### DESCRIPTION OF THE TASK
In the entries that follow, how many lines include "text"? Give the number and nothing else.

(Entries from a dataset of interfaces)
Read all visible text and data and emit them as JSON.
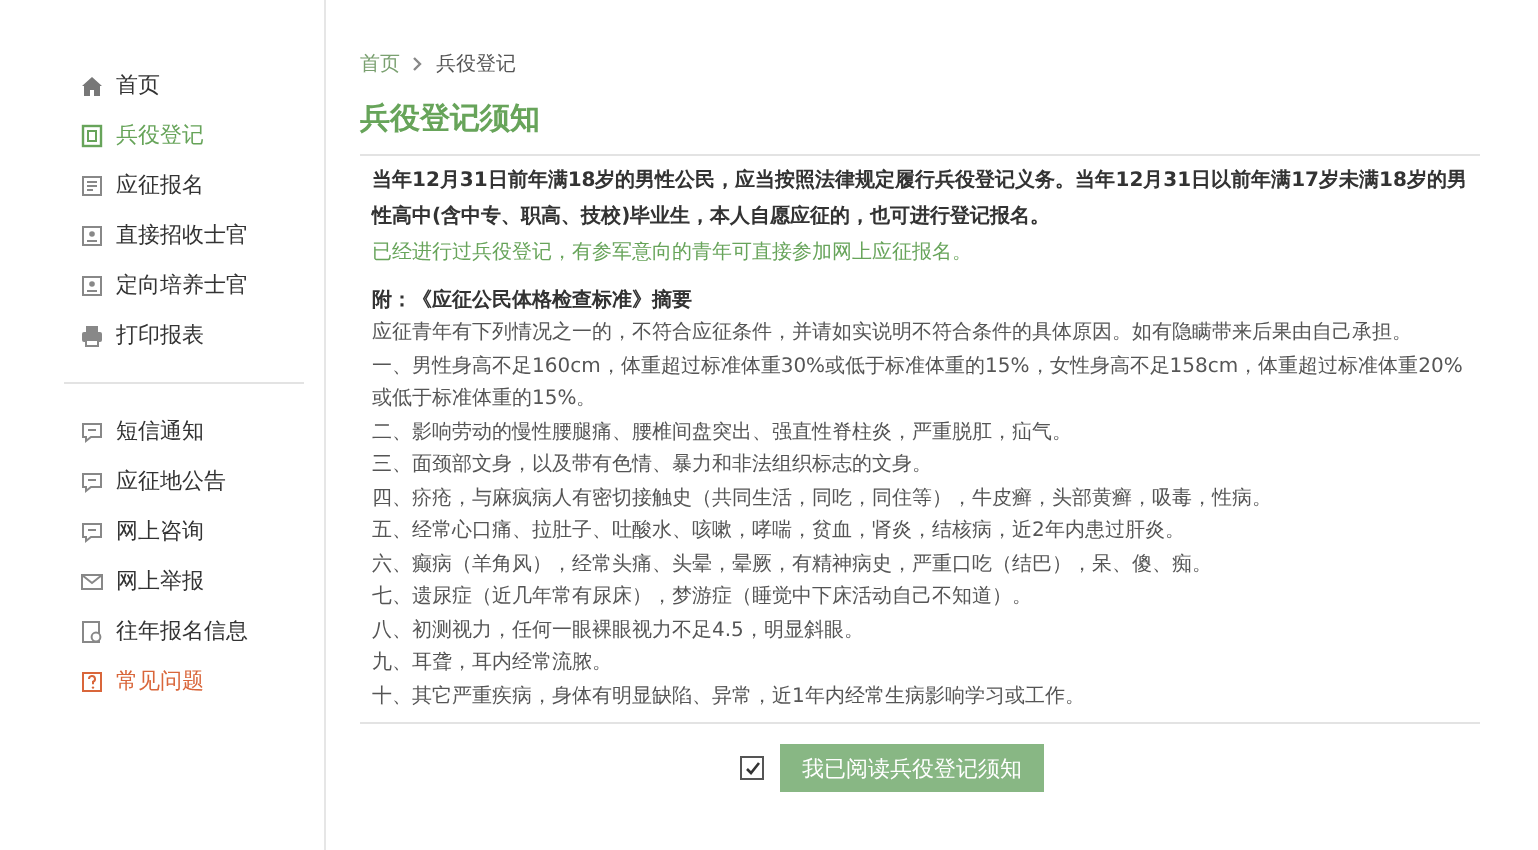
{
  "sidebar": {
    "groups": [
      {
        "items": [
          {
            "label": "首页",
            "selected": false,
            "highlighted": false
          },
          {
            "label": "兵役登记",
            "selected": true,
            "highlighted": false
          },
          {
            "label": "应征报名",
            "selected": false,
            "highlighted": false
          },
          {
            "label": "直接招收士官",
            "selected": false,
            "highlighted": false
          },
          {
            "label": "定向培养士官",
            "selected": false,
            "highlighted": false
          },
          {
            "label": "打印报表",
            "selected": false,
            "highlighted": false
          }
        ]
      },
      {
        "items": [
          {
            "label": "短信通知",
            "selected": false,
            "highlighted": false
          },
          {
            "label": "应征地公告",
            "selected": false,
            "highlighted": false
          },
          {
            "label": "网上咨询",
            "selected": false,
            "highlighted": false
          },
          {
            "label": "网上举报",
            "selected": false,
            "highlighted": false
          },
          {
            "label": "往年报名信息",
            "selected": false,
            "highlighted": false
          },
          {
            "label": "常见问题",
            "selected": false,
            "highlighted": true
          }
        ]
      }
    ]
  },
  "breadcrumb": [
    {
      "label": "首页"
    },
    {
      "label": "兵役登记"
    }
  ],
  "title": "兵役登记须知",
  "notice": {
    "text": "当年12月31日前年满18岁的男性公民，应当按照法律规定履行兵役登记义务。当年12月31日以前年满17岁未满18岁的男性高中(含中专、职高、技校)毕业生，本人自愿应征的，也可进行登记报名。",
    "note": "已经进行过兵役登记，有参军意向的青年可直接参加网上应征报名。"
  },
  "appendix": {
    "heading": "附：《应征公民体格检查标准》摘要",
    "intro": "应征青年有下列情况之一的，不符合应征条件，并请如实说明不符合条件的具体原因。如有隐瞒带来后果由自己承担。",
    "items": [
      "一、男性身高不足160cm，体重超过标准体重30%或低于标准体重的15%，女性身高不足158cm，体重超过标准体重20%或低于标准体重的15%。",
      "二、影响劳动的慢性腰腿痛、腰椎间盘突出、强直性脊柱炎，严重脱肛，疝气。",
      "三、面颈部文身，以及带有色情、暴力和非法组织标志的文身。",
      "四、疥疮，与麻疯病人有密切接触史（共同生活，同吃，同住等），牛皮癣，头部黄癣，吸毒，性病。",
      "五、经常心口痛、拉肚子、吐酸水、咳嗽，哮喘，贫血，肾炎，结核病，近2年内患过肝炎。",
      "六、癫病（羊角风），经常头痛、头晕，晕厥，有精神病史，严重口吃（结巴），呆、傻、痴。",
      "七、遗尿症（近几年常有尿床），梦游症（睡觉中下床活动自己不知道）。",
      "八、初测视力，任何一眼裸眼视力不足4.5，明显斜眼。",
      "九、耳聋，耳内经常流脓。",
      "十、其它严重疾病，身体有明显缺陷、异常，近1年内经常生病影响学习或工作。"
    ]
  },
  "agreement": {
    "checked": true,
    "button": "我已阅读兵役登记须知"
  }
}
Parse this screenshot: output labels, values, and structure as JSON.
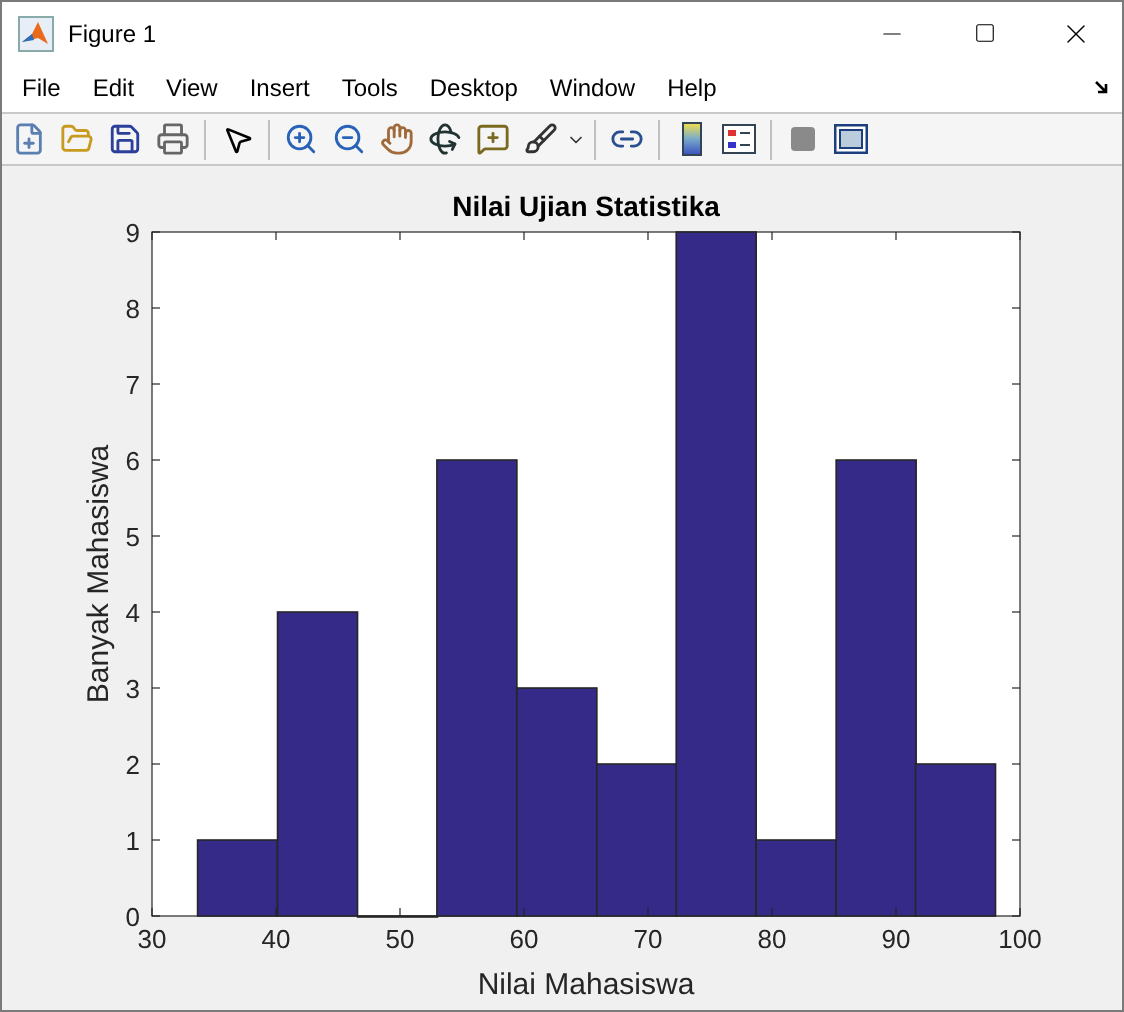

### EXERCISE SOLUTION
2